Brandon Rolle is a graduate of the 2009 class of the Schulich School of Law at Dalhousie University and was called to the Nova Scotia Bar in 2010. He worked in private practice for a short time then joined Nova Scotia Legal Aid in 2013. Since 2017, Brandon has been the Managing Lawyer of the Halifax Youth Justice Office. Brandon is co-chair of the Equity and Racial Diversity Committee within Nova Scotia Legal Aid and also a member of the Racial Equity Committee & Criminal Standards Committee with the Nova Scotia Barristers’ Society.
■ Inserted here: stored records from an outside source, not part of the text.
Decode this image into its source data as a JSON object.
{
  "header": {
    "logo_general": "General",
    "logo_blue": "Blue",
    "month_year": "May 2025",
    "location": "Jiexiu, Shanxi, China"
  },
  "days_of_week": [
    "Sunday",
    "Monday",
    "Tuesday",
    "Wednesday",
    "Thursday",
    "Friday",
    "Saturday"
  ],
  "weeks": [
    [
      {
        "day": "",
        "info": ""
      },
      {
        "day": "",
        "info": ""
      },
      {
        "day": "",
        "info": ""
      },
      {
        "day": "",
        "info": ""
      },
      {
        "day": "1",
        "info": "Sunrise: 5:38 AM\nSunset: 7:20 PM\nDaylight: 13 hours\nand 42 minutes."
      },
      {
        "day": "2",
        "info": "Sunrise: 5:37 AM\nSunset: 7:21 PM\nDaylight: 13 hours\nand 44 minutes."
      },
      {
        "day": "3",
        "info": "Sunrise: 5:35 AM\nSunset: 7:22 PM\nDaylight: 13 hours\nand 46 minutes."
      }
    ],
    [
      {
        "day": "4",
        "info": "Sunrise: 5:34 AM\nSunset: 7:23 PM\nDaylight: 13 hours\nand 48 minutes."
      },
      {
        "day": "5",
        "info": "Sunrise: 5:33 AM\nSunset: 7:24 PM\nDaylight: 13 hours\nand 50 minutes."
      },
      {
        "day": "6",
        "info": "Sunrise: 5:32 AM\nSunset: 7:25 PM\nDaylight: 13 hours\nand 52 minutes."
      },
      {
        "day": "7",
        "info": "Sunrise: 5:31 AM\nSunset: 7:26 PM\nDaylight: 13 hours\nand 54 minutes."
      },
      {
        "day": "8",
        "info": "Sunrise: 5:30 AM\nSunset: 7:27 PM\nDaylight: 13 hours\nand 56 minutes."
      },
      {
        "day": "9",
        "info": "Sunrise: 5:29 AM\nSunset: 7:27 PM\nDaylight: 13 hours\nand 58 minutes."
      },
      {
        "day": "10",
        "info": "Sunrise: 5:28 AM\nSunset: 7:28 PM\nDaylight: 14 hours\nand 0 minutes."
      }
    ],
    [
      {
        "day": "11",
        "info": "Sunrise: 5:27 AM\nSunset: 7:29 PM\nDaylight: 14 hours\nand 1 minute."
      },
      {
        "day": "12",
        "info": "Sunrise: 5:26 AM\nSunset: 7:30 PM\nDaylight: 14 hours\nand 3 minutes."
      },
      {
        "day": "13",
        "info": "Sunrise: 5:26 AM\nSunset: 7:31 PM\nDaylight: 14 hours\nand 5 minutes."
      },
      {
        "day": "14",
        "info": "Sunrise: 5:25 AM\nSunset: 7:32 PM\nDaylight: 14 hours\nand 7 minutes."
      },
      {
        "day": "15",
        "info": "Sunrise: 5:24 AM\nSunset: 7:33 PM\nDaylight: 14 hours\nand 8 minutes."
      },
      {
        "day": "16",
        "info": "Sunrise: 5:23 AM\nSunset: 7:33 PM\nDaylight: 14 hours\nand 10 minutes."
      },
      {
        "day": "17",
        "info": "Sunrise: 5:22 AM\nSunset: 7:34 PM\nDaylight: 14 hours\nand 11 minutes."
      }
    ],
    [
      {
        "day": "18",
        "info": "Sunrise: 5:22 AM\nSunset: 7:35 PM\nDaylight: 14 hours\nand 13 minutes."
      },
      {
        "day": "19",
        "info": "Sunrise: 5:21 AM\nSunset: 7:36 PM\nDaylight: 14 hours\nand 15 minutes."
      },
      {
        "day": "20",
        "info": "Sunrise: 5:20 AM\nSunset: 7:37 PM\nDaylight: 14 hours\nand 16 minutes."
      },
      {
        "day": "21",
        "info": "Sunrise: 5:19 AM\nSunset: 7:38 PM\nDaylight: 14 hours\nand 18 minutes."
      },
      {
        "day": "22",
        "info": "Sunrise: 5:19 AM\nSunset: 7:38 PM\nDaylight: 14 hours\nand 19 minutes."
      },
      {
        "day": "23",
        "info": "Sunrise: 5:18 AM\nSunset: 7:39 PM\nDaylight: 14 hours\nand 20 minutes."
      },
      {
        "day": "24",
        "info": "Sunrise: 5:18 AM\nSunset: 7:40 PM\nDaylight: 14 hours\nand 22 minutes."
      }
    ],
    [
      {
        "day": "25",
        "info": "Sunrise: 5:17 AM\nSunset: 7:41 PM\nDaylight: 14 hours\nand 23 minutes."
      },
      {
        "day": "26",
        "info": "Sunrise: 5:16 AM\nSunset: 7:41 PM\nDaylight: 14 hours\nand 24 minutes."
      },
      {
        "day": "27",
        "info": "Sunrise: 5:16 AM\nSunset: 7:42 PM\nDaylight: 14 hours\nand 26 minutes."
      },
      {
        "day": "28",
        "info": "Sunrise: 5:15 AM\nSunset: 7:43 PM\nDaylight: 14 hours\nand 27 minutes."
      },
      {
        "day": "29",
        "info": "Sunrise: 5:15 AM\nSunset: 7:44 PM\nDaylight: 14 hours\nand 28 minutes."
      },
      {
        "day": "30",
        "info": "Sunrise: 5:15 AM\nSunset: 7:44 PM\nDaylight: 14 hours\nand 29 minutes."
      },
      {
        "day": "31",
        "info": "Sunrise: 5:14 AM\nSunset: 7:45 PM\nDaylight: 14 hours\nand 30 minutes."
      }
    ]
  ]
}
He is a member of the board at HomeBridge Youth Society and sits on the African Nova Scotian Access to Justice Judicial Committee. Brandon is passionate about issues of race and culture for African Nova Scotian & Indigenous clients and continues to advance these issues in the courtroom and in the profession at large.
Wendy Stephen, Q.C.
Senior Crown Counsel @BC Prosecution Service
Wendy Stephen, Q.C. is a major crime prosecutor with the B.C. Prosecution Service, having prosecuted approximated 55 homicide cases over her career. Wendy was called to the Bar of B.C. in 1983. She first practised as a labour lawyer. After getting her Masters of Laws degree at the University of Cambridge, England, she joined the Crown Counsel office in Vancouver and later moved to the New Westminster office where she has been since 1991. Wendy is a Past President of the B.C. Crown Counsel Association and the Canadian Association of Crown Counsel. She has been involved in the International Association of Prosecutors (IAP) since 1998. She sat on the IAP’s Executive Committee for several years, including as Vice President for North America from 2007-2014. When Wendy is not prosecuting homicide cases, she mentors and teaches advocacy through various professional organizations including the Canadian Bar Association, The Advocates’ Society and the B.C. Prosecution Service.
Mark Scott, Q.C.
Chief Crown Attorney @Appeals and Special Prosecutions, Nova Scotia Prosecution Service
Mark Scott, QC, is Chief Crown Attorney, Appeals and Special Prosecutions, Nova Scotia Public Prosecution Service. Born and raised in Newfoundland and Labrador, he graduated from University of New Brunswick Law in 1994. He articled with the Crown Office in St. John’s and began his career as a Crown Attorney, with a brief stint as defence counsel before moving to Halifax. He did defence and Crown agency work before joining the NSPPS full time in 1998. He joined Special Prosecutions in 2000 and Appeals in 2007. Mark became Chief of the newly merged Appeals and Special Prosecutions in 2019. He has been Second Vice President of the Nova Scotia Barrister’s Society since June 2021. Mark is married, with one son who just started second year at Memorial University, and a cat. He is a big soccer fan.